Based on a survey of media reports collected from around the world, a new report from DJI says drones have rescued at least 59 people from life-threatening conditions in 18 separate incidents.
The drone manufacturer says more than one-third of the people rescued were saved by drones operated by civilian bystanders and volunteers offering their services to help professional rescue personnel. According to DJI, this statistic indicates that the widespread adoption of personal drones offers a concrete benefit to public safety.
DJI notes that it selected the cases “conservatively”: “only those in which media accounts clearly demonstrated that people in imminent peril were directly located, assisted and/or rescued with drones,” as opposed to, for example, when drones “indirectly helped save lives by taking part in successful searches for missing people.”
The report, “Lives Saved: A Survey of Drones in Action,” conducted by DJI’s policy and legal affairs department, includes rescues made on land, on water and in flooded areas, when, for example, drones found missing people, brought them water and supplies, or brought them life jackets or rescue ropes.
The first incident listed in DJI’s report is when the Royal Canadian Mounted Police in Saskatchewan used a Draganflyer X4-ES drone, equipped with an infrared camera, to find a man in a snowy field after a car accident.
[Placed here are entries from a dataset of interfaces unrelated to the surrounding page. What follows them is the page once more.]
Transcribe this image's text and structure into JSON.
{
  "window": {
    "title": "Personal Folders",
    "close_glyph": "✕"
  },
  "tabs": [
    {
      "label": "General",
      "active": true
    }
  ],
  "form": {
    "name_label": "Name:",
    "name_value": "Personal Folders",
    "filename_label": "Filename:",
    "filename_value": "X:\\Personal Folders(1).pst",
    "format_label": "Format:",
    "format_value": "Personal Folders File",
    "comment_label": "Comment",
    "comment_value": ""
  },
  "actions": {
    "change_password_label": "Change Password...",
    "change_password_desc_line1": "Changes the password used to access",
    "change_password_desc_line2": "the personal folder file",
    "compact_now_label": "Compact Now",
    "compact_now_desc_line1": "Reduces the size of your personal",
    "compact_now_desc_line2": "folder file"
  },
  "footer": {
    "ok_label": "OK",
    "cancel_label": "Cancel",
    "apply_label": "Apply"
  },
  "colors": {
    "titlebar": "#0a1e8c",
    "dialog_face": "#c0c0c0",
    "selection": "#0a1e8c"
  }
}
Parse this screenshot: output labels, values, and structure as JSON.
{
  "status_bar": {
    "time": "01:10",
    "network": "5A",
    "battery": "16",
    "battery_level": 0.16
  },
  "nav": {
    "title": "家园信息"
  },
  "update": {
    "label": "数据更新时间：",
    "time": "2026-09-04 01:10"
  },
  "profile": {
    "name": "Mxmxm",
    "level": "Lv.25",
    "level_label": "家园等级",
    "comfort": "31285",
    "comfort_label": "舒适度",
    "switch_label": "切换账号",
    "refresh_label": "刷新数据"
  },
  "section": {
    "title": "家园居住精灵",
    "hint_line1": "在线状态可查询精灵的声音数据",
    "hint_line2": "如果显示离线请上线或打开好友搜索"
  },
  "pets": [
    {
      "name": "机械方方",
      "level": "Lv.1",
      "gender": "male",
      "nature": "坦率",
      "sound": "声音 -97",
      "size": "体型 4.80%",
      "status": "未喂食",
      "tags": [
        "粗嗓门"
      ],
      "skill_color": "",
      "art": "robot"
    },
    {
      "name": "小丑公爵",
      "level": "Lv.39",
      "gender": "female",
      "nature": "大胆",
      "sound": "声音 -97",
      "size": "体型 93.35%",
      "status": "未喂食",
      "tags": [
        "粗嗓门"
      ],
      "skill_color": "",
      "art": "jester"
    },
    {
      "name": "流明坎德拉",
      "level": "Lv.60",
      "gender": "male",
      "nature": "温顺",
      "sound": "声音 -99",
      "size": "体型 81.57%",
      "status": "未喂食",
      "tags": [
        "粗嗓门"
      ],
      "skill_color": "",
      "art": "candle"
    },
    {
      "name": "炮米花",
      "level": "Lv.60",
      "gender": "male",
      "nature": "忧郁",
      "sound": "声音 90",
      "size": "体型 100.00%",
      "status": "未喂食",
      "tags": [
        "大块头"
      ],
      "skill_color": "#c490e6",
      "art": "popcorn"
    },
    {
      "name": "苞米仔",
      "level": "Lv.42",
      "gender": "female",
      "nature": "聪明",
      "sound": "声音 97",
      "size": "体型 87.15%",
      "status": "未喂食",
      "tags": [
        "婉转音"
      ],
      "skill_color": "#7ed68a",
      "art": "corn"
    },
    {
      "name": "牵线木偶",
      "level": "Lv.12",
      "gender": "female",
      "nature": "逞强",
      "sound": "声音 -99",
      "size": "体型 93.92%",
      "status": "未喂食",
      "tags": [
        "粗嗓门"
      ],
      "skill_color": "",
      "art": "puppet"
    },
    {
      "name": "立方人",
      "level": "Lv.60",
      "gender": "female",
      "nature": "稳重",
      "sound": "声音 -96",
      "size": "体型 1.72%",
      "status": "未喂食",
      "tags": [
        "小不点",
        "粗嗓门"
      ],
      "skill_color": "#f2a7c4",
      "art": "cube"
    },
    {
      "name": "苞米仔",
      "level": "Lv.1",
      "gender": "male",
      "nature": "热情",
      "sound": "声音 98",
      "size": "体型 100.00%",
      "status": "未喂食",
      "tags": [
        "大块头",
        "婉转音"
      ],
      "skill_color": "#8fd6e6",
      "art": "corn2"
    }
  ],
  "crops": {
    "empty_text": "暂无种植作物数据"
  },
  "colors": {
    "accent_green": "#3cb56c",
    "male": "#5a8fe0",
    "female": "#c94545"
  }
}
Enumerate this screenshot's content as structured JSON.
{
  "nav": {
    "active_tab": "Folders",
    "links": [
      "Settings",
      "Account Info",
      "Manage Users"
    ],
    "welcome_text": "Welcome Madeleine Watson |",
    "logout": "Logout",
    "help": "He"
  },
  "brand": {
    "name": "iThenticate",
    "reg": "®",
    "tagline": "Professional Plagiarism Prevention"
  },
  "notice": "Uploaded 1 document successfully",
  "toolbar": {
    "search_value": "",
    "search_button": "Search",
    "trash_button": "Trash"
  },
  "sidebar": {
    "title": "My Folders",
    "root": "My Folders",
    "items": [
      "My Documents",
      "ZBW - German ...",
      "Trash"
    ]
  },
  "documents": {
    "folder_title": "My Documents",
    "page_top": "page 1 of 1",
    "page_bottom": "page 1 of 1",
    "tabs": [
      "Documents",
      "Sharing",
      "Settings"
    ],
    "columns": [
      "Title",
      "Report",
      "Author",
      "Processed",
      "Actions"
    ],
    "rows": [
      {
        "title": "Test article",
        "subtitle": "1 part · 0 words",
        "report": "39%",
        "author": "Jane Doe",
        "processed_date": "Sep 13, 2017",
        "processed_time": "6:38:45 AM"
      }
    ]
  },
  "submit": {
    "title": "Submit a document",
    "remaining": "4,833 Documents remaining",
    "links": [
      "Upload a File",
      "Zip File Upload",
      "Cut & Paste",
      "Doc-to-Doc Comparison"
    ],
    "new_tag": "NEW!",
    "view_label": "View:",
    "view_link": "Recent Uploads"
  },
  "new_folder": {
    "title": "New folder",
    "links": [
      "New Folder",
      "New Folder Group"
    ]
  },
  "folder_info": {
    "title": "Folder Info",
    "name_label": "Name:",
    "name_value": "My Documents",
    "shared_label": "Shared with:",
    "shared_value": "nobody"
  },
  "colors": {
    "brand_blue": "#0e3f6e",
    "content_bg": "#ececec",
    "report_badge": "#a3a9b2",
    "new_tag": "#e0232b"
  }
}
This took place on May 9, 2013, and the aircraft now resides in the Smithsonian’s National Air and Space Museum in Washington, D.C.
On Nov. 8, 2015, in China, DJI says a drone brought supplies to trapped workers and, in turn, saved the lives of 14 people. In addition, the report says 10 people in Turkey were saved last month when a drone helped find a missing film crew in snowy terrain.
Between May 2016 and February of this year, 38 lives were saved over 42 weeks; that means drones saved almost one life per week, on average, according to the company’s statistics.
Notably, DJI believes the report “almost surely undercounts” the number of lifesaving activities that have actually been undertaken with the technology, however. The company cites “underreporting of the tools used in emergency operations, as well as challenges in searching news reports across multiple languages.”
“The clear conclusion is that drones are regularly saving lives around the world,” the report says. “This is occurring even though professional rescue crews are just beginning to adopt UAS technology and, in many cases, are relying on bystanders or volunteers to provide lifesaving assistance.”
The full report, with links to media coverage of each incident, is available here.